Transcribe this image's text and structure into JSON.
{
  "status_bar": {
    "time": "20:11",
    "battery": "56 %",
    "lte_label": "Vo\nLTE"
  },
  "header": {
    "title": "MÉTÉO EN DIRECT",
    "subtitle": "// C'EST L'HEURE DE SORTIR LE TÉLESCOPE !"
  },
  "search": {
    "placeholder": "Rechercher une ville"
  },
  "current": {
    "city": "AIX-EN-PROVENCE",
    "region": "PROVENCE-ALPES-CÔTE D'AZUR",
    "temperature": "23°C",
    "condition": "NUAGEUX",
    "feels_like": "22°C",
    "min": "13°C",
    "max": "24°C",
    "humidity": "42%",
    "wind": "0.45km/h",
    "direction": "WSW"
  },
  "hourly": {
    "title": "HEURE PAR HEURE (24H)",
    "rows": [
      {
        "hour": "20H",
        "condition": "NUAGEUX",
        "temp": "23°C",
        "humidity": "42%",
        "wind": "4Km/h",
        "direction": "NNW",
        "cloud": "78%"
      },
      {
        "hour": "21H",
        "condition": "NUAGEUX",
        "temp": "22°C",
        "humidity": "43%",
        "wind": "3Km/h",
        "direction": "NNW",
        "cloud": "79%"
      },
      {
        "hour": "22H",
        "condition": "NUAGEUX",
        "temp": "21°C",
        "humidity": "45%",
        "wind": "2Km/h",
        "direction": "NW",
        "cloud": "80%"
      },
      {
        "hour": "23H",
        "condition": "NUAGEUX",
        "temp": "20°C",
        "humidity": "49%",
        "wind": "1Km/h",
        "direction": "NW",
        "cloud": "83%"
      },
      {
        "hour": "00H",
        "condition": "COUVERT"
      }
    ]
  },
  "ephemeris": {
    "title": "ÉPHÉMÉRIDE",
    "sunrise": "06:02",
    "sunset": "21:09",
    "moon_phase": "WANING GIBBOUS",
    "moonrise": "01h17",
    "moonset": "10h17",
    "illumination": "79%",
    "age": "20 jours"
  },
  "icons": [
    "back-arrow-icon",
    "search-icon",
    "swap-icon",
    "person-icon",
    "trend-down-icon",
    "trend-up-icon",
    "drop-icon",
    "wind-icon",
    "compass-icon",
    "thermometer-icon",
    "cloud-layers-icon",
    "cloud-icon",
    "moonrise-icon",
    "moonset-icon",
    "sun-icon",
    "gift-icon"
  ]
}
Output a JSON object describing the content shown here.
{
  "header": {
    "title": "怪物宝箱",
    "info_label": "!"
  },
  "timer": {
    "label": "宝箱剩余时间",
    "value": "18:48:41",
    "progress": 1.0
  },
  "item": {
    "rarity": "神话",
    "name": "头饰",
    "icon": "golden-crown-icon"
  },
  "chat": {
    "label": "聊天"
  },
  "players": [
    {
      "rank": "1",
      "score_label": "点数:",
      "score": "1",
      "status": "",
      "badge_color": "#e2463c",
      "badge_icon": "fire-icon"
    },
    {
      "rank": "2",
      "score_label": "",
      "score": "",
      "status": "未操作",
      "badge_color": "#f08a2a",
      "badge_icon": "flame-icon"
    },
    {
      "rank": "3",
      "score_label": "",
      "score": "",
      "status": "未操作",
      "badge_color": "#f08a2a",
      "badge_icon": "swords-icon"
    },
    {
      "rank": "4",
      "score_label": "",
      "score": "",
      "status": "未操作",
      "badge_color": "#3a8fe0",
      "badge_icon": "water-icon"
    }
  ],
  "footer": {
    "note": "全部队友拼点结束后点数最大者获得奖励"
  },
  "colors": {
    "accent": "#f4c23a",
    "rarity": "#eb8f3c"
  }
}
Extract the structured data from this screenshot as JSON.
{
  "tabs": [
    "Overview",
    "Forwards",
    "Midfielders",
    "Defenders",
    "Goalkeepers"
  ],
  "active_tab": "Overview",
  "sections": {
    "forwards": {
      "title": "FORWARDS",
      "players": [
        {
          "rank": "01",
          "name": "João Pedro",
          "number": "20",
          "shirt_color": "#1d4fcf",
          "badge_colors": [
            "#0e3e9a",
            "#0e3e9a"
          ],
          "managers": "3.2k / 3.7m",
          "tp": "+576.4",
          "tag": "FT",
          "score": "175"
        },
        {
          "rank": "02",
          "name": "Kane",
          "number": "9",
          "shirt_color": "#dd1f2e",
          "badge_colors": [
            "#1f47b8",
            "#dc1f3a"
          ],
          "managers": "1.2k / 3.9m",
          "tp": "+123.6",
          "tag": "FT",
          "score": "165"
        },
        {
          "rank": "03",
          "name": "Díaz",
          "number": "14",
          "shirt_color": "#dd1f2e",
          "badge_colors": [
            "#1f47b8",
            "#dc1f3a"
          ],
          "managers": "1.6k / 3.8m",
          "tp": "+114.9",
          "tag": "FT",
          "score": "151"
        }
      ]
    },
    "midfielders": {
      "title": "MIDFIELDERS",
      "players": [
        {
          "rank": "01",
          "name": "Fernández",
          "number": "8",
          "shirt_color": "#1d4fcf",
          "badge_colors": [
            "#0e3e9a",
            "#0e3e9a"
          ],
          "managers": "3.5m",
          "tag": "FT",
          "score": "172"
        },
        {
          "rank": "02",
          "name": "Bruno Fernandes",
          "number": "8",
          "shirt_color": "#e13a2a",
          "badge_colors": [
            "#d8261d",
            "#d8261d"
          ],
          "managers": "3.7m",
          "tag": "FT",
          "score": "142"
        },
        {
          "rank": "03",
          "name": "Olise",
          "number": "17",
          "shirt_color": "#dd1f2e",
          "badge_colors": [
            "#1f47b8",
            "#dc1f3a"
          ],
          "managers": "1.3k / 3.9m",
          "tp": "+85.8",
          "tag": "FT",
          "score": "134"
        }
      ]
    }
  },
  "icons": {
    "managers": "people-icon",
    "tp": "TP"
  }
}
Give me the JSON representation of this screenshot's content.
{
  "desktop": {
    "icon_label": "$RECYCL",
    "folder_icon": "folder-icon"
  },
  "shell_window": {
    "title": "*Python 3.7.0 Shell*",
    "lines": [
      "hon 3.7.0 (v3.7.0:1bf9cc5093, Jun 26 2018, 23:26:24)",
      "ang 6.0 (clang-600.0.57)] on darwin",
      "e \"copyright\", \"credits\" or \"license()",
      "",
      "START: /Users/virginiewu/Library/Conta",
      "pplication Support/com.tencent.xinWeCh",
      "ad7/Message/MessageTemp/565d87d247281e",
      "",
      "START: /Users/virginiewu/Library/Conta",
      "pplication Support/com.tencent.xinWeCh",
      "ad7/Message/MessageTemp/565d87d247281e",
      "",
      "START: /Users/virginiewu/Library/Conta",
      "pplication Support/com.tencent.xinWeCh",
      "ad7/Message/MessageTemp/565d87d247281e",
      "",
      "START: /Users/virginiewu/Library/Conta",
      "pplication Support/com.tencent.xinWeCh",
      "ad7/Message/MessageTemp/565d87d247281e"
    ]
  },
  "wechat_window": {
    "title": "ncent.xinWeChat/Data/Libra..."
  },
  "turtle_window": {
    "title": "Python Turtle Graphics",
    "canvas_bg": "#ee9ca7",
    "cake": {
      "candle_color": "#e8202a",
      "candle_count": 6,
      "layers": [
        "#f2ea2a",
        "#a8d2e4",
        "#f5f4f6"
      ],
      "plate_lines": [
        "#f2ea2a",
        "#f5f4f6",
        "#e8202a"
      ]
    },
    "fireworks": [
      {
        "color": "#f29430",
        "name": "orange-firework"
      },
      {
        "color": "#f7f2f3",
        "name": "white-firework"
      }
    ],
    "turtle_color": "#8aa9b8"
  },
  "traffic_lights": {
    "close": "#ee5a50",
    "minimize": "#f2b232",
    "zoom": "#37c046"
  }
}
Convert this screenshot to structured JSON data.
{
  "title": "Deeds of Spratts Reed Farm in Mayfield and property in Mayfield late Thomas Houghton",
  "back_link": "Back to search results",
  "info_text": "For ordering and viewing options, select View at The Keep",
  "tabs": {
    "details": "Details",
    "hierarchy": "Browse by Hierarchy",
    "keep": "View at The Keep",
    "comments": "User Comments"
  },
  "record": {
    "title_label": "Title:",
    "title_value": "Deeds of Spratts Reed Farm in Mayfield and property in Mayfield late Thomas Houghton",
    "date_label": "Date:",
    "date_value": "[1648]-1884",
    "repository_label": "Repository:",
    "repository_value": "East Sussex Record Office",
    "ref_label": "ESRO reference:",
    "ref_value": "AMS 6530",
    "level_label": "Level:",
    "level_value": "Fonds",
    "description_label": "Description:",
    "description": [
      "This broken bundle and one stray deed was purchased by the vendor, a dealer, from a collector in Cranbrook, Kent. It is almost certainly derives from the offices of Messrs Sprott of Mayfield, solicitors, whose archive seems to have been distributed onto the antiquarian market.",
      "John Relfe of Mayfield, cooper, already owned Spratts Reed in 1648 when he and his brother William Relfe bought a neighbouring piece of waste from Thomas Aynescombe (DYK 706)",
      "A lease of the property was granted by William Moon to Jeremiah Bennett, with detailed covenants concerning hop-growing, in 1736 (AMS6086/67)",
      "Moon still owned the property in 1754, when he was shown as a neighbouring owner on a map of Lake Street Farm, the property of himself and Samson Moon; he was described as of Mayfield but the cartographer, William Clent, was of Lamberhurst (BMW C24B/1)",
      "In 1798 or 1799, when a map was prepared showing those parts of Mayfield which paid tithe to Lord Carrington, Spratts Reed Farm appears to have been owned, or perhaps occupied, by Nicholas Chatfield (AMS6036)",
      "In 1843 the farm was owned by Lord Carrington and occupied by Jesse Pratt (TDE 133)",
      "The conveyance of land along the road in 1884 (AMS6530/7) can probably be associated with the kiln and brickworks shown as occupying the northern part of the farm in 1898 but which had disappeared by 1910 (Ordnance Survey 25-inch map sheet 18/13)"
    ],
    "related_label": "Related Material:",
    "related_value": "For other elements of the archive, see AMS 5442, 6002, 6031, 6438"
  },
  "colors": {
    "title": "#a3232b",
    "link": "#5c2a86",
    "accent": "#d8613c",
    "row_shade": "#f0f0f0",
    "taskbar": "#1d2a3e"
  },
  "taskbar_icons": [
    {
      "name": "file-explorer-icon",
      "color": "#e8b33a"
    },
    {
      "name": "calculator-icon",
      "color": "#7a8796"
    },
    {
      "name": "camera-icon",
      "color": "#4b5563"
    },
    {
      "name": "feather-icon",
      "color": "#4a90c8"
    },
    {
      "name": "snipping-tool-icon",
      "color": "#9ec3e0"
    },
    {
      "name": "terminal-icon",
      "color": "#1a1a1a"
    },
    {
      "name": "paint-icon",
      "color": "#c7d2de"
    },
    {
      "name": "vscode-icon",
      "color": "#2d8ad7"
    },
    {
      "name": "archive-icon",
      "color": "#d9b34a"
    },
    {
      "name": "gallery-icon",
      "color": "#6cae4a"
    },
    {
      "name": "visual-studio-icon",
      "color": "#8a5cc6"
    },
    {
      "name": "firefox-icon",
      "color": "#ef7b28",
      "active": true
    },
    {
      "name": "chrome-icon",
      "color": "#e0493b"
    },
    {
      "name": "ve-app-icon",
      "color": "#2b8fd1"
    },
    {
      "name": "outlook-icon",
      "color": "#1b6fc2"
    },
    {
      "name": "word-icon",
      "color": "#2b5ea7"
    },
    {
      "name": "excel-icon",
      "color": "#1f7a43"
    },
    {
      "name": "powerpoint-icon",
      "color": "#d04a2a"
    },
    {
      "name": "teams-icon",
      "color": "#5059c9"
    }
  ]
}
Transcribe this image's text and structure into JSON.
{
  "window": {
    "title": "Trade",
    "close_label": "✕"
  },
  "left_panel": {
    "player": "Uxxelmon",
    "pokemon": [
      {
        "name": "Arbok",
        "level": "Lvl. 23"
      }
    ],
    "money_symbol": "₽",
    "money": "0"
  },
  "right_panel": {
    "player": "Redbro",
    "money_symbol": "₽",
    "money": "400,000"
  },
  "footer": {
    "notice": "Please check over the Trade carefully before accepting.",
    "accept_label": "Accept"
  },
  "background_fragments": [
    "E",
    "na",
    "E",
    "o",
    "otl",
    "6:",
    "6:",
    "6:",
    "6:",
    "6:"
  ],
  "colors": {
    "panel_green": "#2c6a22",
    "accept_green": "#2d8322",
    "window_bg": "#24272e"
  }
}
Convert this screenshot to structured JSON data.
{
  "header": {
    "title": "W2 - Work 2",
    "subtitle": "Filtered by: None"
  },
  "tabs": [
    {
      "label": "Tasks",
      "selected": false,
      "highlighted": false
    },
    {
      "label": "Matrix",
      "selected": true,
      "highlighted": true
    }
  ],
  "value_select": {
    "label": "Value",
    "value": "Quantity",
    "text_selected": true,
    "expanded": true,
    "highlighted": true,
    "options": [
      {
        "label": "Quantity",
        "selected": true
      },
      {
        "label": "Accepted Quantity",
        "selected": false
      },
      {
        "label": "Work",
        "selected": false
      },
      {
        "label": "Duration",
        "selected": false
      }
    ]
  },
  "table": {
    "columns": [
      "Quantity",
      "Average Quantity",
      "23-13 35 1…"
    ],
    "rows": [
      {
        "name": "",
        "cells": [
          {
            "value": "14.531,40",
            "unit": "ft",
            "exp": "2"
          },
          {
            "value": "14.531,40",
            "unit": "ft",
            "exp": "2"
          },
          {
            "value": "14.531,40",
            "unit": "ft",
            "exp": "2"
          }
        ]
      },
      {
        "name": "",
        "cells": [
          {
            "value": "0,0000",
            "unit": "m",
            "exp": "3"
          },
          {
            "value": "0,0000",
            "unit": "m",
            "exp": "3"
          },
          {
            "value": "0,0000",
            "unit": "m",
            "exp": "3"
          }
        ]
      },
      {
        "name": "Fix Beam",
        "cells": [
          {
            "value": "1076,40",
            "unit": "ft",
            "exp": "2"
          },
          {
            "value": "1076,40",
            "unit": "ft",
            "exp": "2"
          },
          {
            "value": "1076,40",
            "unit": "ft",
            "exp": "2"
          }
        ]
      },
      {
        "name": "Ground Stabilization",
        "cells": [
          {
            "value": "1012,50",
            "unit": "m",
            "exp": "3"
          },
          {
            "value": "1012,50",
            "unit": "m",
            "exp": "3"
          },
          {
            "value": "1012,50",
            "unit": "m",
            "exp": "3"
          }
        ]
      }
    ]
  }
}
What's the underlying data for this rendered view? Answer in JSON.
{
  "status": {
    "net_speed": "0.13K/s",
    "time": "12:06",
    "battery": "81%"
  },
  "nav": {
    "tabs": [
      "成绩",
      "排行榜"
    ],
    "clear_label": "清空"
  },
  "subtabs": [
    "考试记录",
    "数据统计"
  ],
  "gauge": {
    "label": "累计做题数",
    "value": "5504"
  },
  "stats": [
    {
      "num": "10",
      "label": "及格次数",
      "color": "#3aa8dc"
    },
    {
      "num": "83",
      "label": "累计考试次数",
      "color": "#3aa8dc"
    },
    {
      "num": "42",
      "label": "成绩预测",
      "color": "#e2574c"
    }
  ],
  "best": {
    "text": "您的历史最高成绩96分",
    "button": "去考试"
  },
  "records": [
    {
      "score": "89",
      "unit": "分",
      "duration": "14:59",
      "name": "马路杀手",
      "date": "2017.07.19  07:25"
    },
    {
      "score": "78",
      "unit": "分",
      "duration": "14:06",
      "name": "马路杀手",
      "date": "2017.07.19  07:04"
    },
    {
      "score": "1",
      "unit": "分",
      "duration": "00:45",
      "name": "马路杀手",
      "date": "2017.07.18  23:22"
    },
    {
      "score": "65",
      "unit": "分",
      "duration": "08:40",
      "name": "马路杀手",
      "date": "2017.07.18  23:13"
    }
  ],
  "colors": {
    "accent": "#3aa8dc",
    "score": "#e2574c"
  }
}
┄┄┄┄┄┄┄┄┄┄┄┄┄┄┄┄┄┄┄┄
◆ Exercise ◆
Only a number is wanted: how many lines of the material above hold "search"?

◆ Task answer ◆
3